She took me into what felt like a military field hospital, a tent. There were several others in there too. She sat me by the fire, wrapped me in blankets, cut my shoelaces, took off my shoes, helped me remove most of my clothes, fed me plenty of hot chocolate, some tea and crisps and rubbed my back and arms continuously. It felt good, the only frustration was that I wanted to thank her, but somehow I couldn’t speak, nor could I even hold a cup, she had to feed me hot chocolate. All I could do was shiver uncontrollably. Eventually I recovered enough to hold my own drink and chat. I asked if I had hypothermia, she replied “not the worst sort, but still a very bad case of hypothermia”. She nodded towards another victim who was taken out in a stretcher by ambulance men, as if that could have been me. I was eventually deemed well enough to be put in a shuttle bus with other victims and taken up to the showers. When the doors opened, I was relieved to see that my medic, Emma, had followed us there so I could thank her and say goodbye. It’s funny how attached one becomes to people in such circumstances.
That evening I enjoyed a three course meal in the hotel and told my tale to the waitress, who after dinner made a huge free jug of hot chocolate for me to take up into my hotel room.
I heard that people were in tears at the finish, I was even told that people were in tears back at the hotel. Tough Guy is tough. I may have missed out on a medal, but got the T-shirt and learnt a valuable lesson: I seem to be susceptible to hypothermia.

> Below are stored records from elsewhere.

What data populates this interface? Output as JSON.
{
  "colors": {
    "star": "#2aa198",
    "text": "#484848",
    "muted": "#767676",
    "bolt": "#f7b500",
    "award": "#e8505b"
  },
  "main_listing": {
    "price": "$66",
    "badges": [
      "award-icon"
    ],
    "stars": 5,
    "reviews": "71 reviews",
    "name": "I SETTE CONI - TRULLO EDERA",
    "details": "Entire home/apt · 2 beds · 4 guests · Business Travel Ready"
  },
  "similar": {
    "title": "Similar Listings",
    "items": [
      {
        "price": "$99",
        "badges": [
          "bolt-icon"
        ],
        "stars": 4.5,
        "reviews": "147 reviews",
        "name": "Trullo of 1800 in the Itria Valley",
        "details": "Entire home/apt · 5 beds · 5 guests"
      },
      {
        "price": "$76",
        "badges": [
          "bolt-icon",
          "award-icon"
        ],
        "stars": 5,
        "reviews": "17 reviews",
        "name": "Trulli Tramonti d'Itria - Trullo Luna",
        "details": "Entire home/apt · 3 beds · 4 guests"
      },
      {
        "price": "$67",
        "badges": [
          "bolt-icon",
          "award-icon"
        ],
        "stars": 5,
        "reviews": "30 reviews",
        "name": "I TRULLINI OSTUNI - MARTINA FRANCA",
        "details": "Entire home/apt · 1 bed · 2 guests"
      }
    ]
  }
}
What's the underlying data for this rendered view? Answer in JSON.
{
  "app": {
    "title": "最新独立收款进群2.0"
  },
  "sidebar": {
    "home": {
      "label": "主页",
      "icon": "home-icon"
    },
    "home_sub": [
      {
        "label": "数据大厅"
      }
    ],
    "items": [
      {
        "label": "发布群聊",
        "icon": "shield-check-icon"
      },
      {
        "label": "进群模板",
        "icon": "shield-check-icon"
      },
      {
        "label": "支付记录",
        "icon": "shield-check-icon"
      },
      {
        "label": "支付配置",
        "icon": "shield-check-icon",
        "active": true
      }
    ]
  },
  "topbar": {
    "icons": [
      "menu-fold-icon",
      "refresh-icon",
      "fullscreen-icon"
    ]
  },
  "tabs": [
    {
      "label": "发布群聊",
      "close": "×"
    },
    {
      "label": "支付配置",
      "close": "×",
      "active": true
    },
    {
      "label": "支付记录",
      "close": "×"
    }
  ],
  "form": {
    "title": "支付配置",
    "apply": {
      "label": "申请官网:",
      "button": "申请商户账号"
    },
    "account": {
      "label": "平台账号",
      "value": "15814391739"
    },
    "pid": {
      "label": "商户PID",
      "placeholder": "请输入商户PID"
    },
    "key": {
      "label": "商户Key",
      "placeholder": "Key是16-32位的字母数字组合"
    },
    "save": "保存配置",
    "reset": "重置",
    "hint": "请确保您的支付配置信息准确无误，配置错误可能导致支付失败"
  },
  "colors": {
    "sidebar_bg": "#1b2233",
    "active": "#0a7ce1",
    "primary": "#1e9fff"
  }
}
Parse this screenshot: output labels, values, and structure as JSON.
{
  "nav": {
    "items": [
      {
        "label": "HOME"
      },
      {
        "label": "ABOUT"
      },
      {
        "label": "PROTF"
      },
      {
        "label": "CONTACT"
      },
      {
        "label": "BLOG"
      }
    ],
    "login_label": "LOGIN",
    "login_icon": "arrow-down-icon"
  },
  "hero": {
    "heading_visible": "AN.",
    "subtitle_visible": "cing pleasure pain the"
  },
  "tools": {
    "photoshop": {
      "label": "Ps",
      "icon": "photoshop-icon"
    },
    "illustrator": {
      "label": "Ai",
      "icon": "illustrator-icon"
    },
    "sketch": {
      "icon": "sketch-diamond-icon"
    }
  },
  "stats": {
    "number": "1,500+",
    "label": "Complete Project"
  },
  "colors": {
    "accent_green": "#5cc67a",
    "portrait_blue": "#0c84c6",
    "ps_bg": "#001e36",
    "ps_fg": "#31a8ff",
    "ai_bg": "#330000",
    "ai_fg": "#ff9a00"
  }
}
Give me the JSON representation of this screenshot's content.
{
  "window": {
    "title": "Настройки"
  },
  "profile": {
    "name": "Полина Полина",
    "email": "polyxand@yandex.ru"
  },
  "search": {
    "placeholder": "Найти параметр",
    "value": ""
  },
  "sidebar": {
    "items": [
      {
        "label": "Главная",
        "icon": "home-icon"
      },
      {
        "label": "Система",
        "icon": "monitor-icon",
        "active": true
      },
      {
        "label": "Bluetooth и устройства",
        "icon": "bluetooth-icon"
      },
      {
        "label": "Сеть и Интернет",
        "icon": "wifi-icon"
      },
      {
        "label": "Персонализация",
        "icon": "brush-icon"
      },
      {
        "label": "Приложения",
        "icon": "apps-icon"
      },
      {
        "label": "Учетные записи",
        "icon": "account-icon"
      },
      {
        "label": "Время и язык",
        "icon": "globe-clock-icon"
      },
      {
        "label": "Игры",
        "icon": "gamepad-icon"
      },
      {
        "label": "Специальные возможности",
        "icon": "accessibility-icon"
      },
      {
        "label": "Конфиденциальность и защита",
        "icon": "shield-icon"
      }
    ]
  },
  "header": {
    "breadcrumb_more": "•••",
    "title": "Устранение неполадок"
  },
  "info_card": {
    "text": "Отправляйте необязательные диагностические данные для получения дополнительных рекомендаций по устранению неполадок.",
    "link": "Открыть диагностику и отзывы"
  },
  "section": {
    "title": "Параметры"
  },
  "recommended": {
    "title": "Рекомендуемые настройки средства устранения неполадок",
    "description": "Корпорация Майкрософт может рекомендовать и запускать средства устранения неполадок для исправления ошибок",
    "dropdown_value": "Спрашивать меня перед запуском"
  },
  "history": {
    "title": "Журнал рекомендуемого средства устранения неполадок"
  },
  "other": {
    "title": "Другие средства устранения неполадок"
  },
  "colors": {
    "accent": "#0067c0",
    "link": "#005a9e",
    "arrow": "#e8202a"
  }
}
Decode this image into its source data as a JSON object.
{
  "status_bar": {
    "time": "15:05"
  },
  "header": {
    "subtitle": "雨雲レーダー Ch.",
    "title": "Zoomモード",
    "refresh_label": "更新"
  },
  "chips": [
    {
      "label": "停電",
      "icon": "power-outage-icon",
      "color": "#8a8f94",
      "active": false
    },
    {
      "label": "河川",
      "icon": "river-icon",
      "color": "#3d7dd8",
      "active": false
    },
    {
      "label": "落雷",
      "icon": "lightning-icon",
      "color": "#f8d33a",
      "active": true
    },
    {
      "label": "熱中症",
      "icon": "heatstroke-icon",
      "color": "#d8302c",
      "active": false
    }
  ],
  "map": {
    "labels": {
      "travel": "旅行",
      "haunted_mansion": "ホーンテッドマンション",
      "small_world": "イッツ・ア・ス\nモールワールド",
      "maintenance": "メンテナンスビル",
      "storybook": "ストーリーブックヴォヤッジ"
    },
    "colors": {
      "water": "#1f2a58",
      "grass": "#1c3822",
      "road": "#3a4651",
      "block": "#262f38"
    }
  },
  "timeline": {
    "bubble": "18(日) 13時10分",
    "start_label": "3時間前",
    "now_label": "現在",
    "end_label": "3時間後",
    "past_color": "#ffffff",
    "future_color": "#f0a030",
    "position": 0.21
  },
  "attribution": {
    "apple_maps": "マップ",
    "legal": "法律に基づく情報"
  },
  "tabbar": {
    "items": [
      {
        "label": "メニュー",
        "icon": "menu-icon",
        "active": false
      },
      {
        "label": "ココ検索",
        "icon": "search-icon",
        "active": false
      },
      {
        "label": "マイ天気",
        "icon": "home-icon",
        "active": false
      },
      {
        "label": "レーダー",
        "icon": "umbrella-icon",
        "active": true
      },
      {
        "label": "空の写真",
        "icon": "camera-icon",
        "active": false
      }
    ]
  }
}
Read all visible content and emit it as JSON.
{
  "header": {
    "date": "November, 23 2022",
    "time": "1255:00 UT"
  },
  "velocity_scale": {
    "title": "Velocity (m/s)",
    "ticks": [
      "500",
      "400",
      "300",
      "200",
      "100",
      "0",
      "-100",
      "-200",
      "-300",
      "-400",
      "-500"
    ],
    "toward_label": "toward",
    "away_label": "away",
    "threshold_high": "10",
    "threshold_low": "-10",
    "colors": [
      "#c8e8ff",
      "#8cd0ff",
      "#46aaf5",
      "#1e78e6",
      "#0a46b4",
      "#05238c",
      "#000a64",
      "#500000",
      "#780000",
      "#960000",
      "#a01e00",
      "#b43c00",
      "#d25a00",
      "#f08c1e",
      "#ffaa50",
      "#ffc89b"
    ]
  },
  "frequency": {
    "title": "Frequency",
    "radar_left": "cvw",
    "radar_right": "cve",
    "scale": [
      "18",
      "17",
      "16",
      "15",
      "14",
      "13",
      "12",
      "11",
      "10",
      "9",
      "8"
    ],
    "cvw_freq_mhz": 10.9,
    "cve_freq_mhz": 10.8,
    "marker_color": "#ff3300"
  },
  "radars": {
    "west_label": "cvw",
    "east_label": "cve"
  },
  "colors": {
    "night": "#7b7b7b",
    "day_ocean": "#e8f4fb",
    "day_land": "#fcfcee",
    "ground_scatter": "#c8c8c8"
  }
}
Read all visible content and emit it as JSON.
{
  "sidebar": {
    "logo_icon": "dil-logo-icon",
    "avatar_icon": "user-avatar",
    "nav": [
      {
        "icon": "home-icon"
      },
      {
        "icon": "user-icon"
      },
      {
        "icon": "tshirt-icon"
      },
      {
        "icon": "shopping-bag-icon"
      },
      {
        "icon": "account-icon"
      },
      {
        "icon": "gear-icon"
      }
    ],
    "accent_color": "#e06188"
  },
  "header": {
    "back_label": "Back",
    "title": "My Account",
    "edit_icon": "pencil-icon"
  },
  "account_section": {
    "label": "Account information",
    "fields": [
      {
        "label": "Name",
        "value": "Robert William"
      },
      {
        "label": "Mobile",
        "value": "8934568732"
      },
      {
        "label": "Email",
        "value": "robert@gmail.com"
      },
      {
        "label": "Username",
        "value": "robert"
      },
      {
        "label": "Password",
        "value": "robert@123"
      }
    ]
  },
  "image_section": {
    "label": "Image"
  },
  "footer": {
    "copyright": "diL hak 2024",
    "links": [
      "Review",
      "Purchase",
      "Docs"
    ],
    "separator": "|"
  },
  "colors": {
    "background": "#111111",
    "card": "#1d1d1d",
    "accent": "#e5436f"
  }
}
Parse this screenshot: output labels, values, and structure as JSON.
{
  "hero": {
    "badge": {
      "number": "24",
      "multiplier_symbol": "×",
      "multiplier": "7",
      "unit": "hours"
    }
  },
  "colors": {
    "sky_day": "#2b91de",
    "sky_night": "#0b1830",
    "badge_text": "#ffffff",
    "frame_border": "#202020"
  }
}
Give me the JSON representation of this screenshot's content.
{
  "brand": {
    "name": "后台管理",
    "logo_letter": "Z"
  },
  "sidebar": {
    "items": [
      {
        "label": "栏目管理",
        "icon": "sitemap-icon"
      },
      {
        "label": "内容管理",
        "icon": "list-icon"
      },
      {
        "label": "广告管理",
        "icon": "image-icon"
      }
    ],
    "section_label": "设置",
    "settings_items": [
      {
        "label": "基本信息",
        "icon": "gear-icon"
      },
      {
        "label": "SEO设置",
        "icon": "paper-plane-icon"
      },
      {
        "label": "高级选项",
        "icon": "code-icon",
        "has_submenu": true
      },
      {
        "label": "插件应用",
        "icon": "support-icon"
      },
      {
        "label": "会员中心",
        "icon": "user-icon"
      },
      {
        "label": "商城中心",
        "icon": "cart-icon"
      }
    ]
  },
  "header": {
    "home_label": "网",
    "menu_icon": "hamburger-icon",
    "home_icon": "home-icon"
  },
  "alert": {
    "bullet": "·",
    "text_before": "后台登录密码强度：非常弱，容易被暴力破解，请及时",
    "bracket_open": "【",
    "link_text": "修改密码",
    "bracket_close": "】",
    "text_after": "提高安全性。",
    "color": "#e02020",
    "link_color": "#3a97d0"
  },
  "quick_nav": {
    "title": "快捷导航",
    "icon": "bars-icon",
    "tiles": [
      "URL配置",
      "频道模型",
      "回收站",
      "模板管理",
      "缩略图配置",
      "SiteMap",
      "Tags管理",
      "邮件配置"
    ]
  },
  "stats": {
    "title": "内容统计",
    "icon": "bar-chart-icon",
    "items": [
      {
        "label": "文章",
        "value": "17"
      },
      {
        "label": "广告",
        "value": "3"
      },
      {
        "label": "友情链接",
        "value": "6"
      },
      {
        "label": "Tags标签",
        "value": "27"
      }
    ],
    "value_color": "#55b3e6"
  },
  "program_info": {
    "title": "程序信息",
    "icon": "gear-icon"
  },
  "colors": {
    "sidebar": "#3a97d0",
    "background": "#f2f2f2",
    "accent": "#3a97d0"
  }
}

Like this? Watch third place James Appleton struggle with hypothermia on video here